Social and emotional learning is critical for students, but the concepts can be confusing. In this article, Education Northwest's experts weigh in on the best places for educators to start.
This report is the first external evaluation of Future Connect. It examines the program’s impact on college performance, progression, persistence, transfer, and completion.
To help achieve Oregon’s high school and postsecondary education completion goals, the state has been expanding its investment in accelerated learning options that give high school students the opportunity to earn college credit. A growing body of literature has found that accelerated learning
Raise your awareness on trauma in postsecondary education institutions and how trauma affects learning and development and learn strategies to work effectively with college students who have been exposed to trauma.

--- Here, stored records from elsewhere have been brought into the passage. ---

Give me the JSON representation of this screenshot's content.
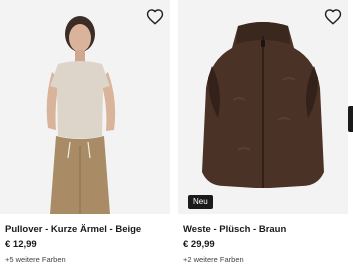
{
  "products": [
    {
      "title": "Pullover - Kurze Ärmel - Beige",
      "price": "€ 12,99",
      "colors_text": "+5 weitere Farben",
      "wishlist_icon": "heart-outline-icon",
      "image_colors": {
        "background": "#f3f3f3",
        "top": "#ddd5ca",
        "trousers": "#a98c66",
        "skin": "#d9b39a",
        "hair": "#3b2d25"
      }
    },
    {
      "title": "Weste - Plüsch - Braun",
      "price": "€ 29,99",
      "colors_text": "+2 weitere Farben",
      "badge": "Neu",
      "wishlist_icon": "heart-outline-icon",
      "image_colors": {
        "background": "#f3f3f3",
        "vest": "#4a3226",
        "vest_shadow": "#34221a"
      }
    }
  ]
}
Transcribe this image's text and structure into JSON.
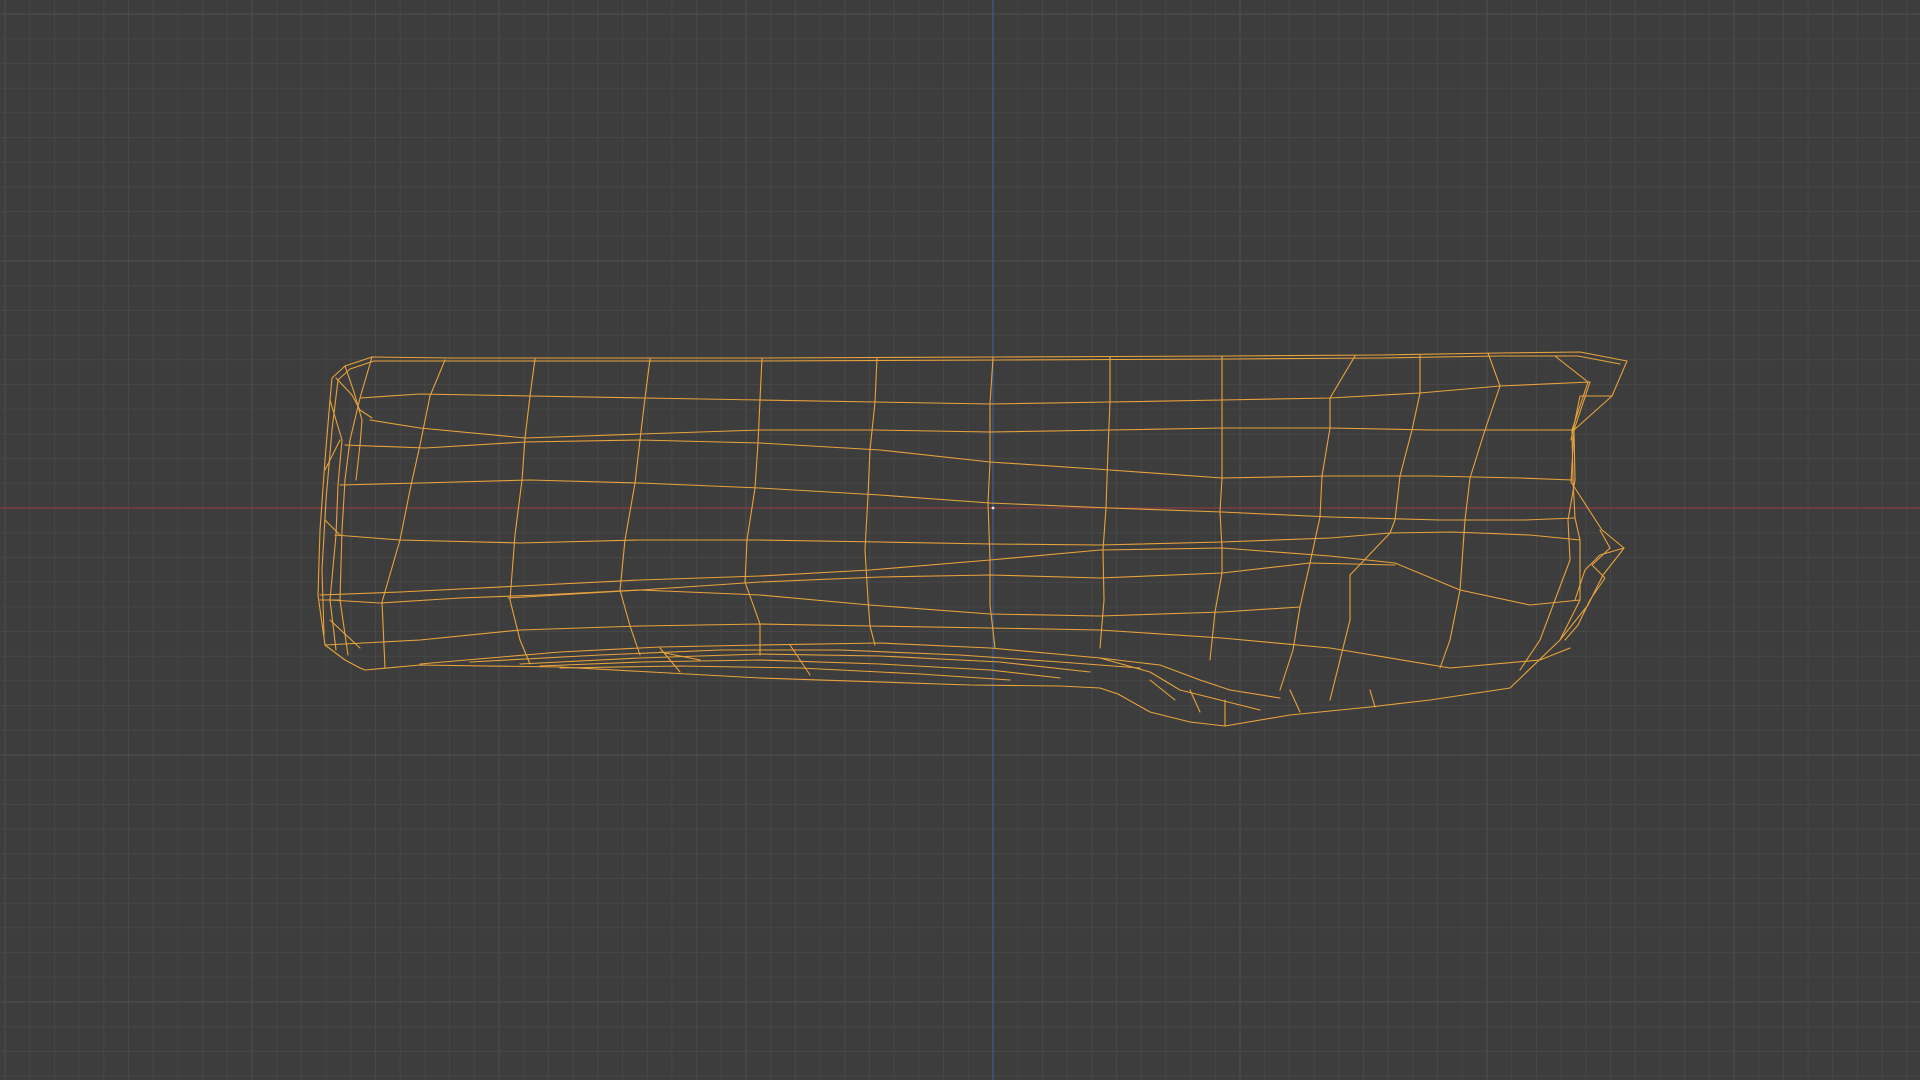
{
  "viewport": {
    "view": "front-orthographic",
    "shading": "wireframe",
    "grid_visible": true,
    "selected_object_type": "mesh"
  },
  "colors": {
    "background": "#3d3d3d",
    "grid_minor": "#474747",
    "grid_major": "#505050",
    "x_axis": "#8a3d44",
    "z_axis": "#3e5d8f",
    "wireframe": "#e8a33c",
    "origin_dot": "#e8e8e8"
  }
}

Spearheaded by GEAR UP Hawai'i, the Step Up Scholars program was a statewide campaign and program that encouraged Hawai'i public school students in the graduating Classes of 2013, 2014, and 2015 to earn a more-rigorous high school diploma—the Board of Education Recognition Diploma (BOERD)
This REL Northwest report provides a portrait of dual-credit participation rates and trends in Idaho between the 2011–12 and 2014–15 school years.

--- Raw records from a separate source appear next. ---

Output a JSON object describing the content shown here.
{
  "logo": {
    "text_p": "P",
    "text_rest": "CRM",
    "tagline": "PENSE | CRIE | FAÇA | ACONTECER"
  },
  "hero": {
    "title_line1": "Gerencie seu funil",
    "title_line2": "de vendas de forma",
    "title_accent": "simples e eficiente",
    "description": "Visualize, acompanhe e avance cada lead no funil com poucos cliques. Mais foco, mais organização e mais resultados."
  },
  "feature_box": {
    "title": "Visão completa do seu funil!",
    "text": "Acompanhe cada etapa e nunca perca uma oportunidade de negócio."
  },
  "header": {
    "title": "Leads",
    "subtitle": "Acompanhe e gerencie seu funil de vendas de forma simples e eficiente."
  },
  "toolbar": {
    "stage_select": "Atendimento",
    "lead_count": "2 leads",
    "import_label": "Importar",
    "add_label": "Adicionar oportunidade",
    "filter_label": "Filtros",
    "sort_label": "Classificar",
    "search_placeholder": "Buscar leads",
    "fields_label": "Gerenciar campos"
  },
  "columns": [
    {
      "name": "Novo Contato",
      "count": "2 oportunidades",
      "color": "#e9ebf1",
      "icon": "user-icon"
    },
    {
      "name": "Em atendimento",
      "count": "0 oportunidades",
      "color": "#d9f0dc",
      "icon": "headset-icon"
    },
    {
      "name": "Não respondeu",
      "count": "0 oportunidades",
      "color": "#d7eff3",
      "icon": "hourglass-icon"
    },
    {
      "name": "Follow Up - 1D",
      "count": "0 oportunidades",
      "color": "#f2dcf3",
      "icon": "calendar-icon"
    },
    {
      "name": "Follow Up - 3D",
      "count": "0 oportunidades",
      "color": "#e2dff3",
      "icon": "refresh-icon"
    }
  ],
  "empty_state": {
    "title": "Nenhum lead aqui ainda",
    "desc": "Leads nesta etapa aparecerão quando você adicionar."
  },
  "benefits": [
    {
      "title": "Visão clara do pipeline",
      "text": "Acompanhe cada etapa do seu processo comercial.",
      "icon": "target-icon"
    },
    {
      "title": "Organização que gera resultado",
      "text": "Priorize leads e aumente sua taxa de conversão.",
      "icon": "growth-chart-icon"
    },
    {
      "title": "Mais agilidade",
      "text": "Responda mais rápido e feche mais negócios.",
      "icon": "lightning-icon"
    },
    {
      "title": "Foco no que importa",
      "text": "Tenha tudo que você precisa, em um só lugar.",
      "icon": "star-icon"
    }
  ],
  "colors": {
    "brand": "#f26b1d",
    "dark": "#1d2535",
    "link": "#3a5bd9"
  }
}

Find out about the progress community colleges in Oregon are making to support students who are traditionally required to take developmental education courses and face a high risk for not graduating from college.

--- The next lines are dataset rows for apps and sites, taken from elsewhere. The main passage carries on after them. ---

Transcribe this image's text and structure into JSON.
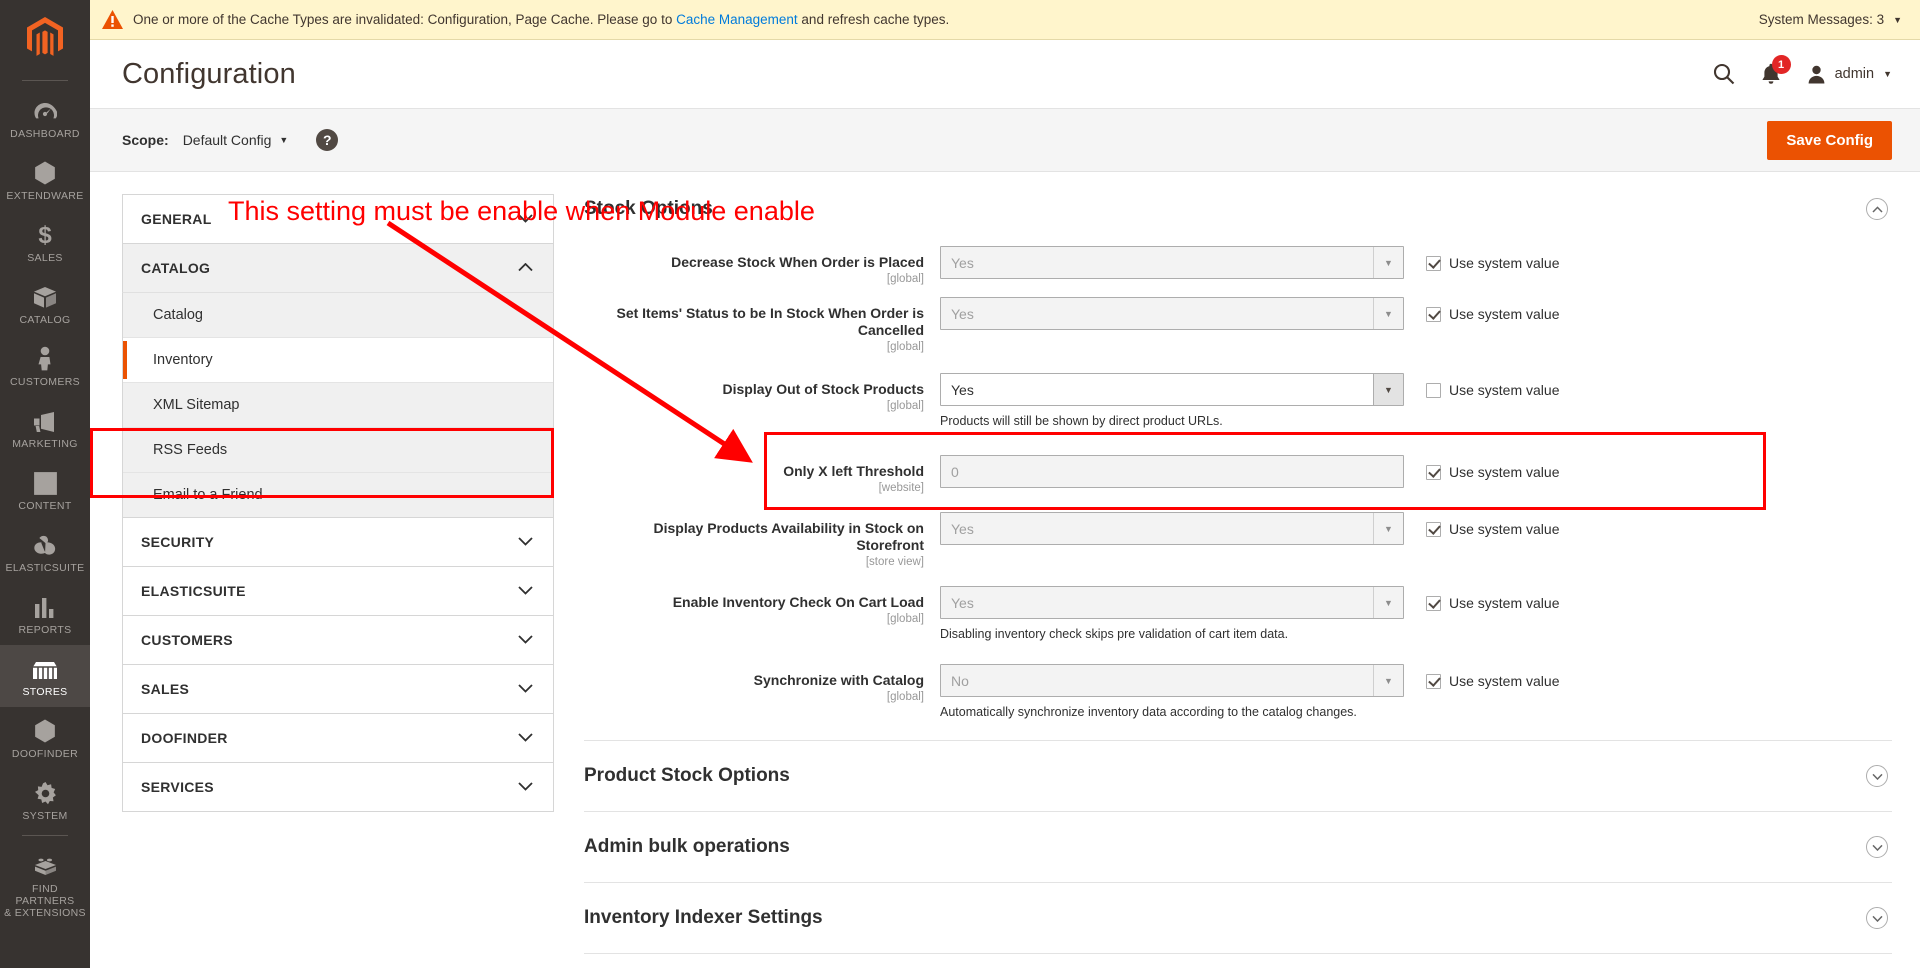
{
  "messages_bar": {
    "warning_icon": "warning-triangle-icon",
    "text_before_link": "One or more of the Cache Types are invalidated: Configuration, Page Cache. Please go to ",
    "link_label": "Cache Management",
    "text_after_link": " and refresh cache types.",
    "system_messages_label": "System Messages: 3",
    "caret": "▼"
  },
  "header": {
    "title": "Configuration",
    "search_icon": "search-icon",
    "notifications_icon": "bell-icon",
    "notifications_count": "1",
    "user_icon": "user-avatar-icon",
    "user_name": "admin",
    "user_caret": "▼"
  },
  "scope_bar": {
    "label": "Scope:",
    "value": "Default Config",
    "caret": "▼",
    "help_icon": "question-mark-icon",
    "help_glyph": "?",
    "save_button": "Save Config"
  },
  "admin_sidebar": {
    "logo": "magento-logo-icon",
    "items": [
      {
        "label": "Dashboard",
        "icon": "dashboard-gauge-icon",
        "active": false
      },
      {
        "label": "Extendware",
        "icon": "hexagon-icon",
        "active": false
      },
      {
        "label": "Sales",
        "icon": "dollar-sign-icon",
        "active": false
      },
      {
        "label": "Catalog",
        "icon": "box-icon",
        "active": false
      },
      {
        "label": "Customers",
        "icon": "person-icon",
        "active": false
      },
      {
        "label": "Marketing",
        "icon": "megaphone-icon",
        "active": false
      },
      {
        "label": "Content",
        "icon": "layout-panel-icon",
        "active": false
      },
      {
        "label": "Elasticsuite",
        "icon": "rabbit-icon",
        "active": false
      },
      {
        "label": "Reports",
        "icon": "bar-chart-icon",
        "active": false
      },
      {
        "label": "Stores",
        "icon": "storefront-icon",
        "active": true
      },
      {
        "label": "Doofinder",
        "icon": "hexagon-icon",
        "active": false
      },
      {
        "label": "System",
        "icon": "gear-icon",
        "active": false
      },
      {
        "label": "Find Partners\n& Extensions",
        "icon": "lego-brick-icon",
        "active": false
      }
    ]
  },
  "config_nav": {
    "sections": [
      {
        "label": "General",
        "open": false,
        "chevron": "down",
        "children": []
      },
      {
        "label": "Catalog",
        "open": true,
        "chevron": "up",
        "children": [
          {
            "label": "Catalog",
            "current": false
          },
          {
            "label": "Inventory",
            "current": true
          },
          {
            "label": "XML Sitemap",
            "current": false
          },
          {
            "label": "RSS Feeds",
            "current": false
          },
          {
            "label": "Email to a Friend",
            "current": false
          }
        ]
      },
      {
        "label": "Security",
        "open": false,
        "chevron": "down",
        "children": []
      },
      {
        "label": "Elasticsuite",
        "open": false,
        "chevron": "down",
        "children": []
      },
      {
        "label": "Customers",
        "open": false,
        "chevron": "down",
        "children": []
      },
      {
        "label": "Sales",
        "open": false,
        "chevron": "down",
        "children": []
      },
      {
        "label": "Doofinder",
        "open": false,
        "chevron": "down",
        "children": []
      },
      {
        "label": "Services",
        "open": false,
        "chevron": "down",
        "children": []
      }
    ]
  },
  "main": {
    "section_title": "Stock Options",
    "collapse_icon": "chevron-up-circle-icon",
    "fields": [
      {
        "label": "Decrease Stock When Order is Placed",
        "scope": "[global]",
        "control": "select",
        "value": "Yes",
        "disabled": true,
        "note": "",
        "use_system_value": {
          "label": "Use system value",
          "checked": true
        }
      },
      {
        "label": "Set Items' Status to be In Stock When Order is Cancelled",
        "scope": "[global]",
        "control": "select",
        "value": "Yes",
        "disabled": true,
        "note": "",
        "use_system_value": {
          "label": "Use system value",
          "checked": true
        }
      },
      {
        "label": "Display Out of Stock Products",
        "scope": "[global]",
        "control": "select",
        "value": "Yes",
        "disabled": false,
        "note": "Products will still be shown by direct product URLs.",
        "use_system_value": {
          "label": "Use system value",
          "checked": false
        }
      },
      {
        "label": "Only X left Threshold",
        "scope": "[website]",
        "control": "text",
        "value": "0",
        "disabled": true,
        "note": "",
        "use_system_value": {
          "label": "Use system value",
          "checked": true
        }
      },
      {
        "label": "Display Products Availability in Stock on Storefront",
        "scope": "[store view]",
        "control": "select",
        "value": "Yes",
        "disabled": true,
        "note": "",
        "use_system_value": {
          "label": "Use system value",
          "checked": true
        }
      },
      {
        "label": "Enable Inventory Check On Cart Load",
        "scope": "[global]",
        "control": "select",
        "value": "Yes",
        "disabled": true,
        "note": "Disabling inventory check skips pre validation of cart item data.",
        "use_system_value": {
          "label": "Use system value",
          "checked": true
        }
      },
      {
        "label": "Synchronize with Catalog",
        "scope": "[global]",
        "control": "select",
        "value": "No",
        "disabled": true,
        "note": "Automatically synchronize inventory data according to the catalog changes.",
        "use_system_value": {
          "label": "Use system value",
          "checked": true
        }
      }
    ],
    "collapsed_sections": [
      {
        "label": "Product Stock Options",
        "icon": "chevron-down-circle-icon"
      },
      {
        "label": "Admin bulk operations",
        "icon": "chevron-down-circle-icon"
      },
      {
        "label": "Inventory Indexer Settings",
        "icon": "chevron-down-circle-icon"
      }
    ]
  },
  "annotations": {
    "note_text": "This setting must be enable when Module enable",
    "note_color": "#ff0000",
    "highlight_color": "#ff0000",
    "arrow_icon": "red-arrow-icon"
  }
}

This brief shares key findings from a case study of how Highline Public Schools and its community partners have contributed to the Road Map Project.
Community college students who transfer to four-year universities have low rates of bachelor’s degree completion. What policy changes does research suggest?
Read about how Corbett School District Superintendent Randy Trani wanted the same opportunities for his district’s students as his own kids, and how the district is getting close to reaching its goals of 100 percent...
As we approach our 50th anniversary, we are running a series on the work we do with the five states that make up our region. This post looks at how Idaho is changing and what’s needed to meet the demands of an evolving workforce.
Join REL Northwest for a free Oct. 4 webinar exploring two programs that have helped underrepresented students earn a degree.
OLN Guest Blogger Carlos Sequeira outlines a new project designed to increase interest among talented and diverse Oregon high school students in becoming teachers.
Malkeet Singh writes about the potential of the Common Core State Standards to improve outcomes for disadvantaged students and his own work in providing professional development to math teachers.
As graduation draws near, Education Northwest would like to honor a group of exemplary students and future leaders from Pasco High School in Washington who met with us last year during a site visit. A minority-majority school, Pasco High promotes bilingual and biliterate education. Their culture is
I’m a researcher at Education Northwest. I’ve worked in district offices and parented six children who are now adults, so for both personal and professional reasons, I have a long interest in helping young people succeed in school. The part of my job that I enjoy the most is producing results that
Collective impact initiatives thrive on meaty problems—problems worth the attention, energy, and resources of the community that cannot be solved by the efforts of single organizations or sectors. At Education Northwest, we are currently working with three communities in Montana that formed
Oregon Promise, a program that covers most tuition at Oregon community colleges, appears to be having an impact on the college-going decisions of students—particularly first-generation students.
Spanish-speaking students—the largest group of language minority students in Washington state—take fewer advanced courses and earn lower grades in those courses than other language minority students and English-only speakers, regardless of whether they are classified as English learners.
A new report from Education Northwest offers an early look at the implementation of developmental education reforms in Oregon.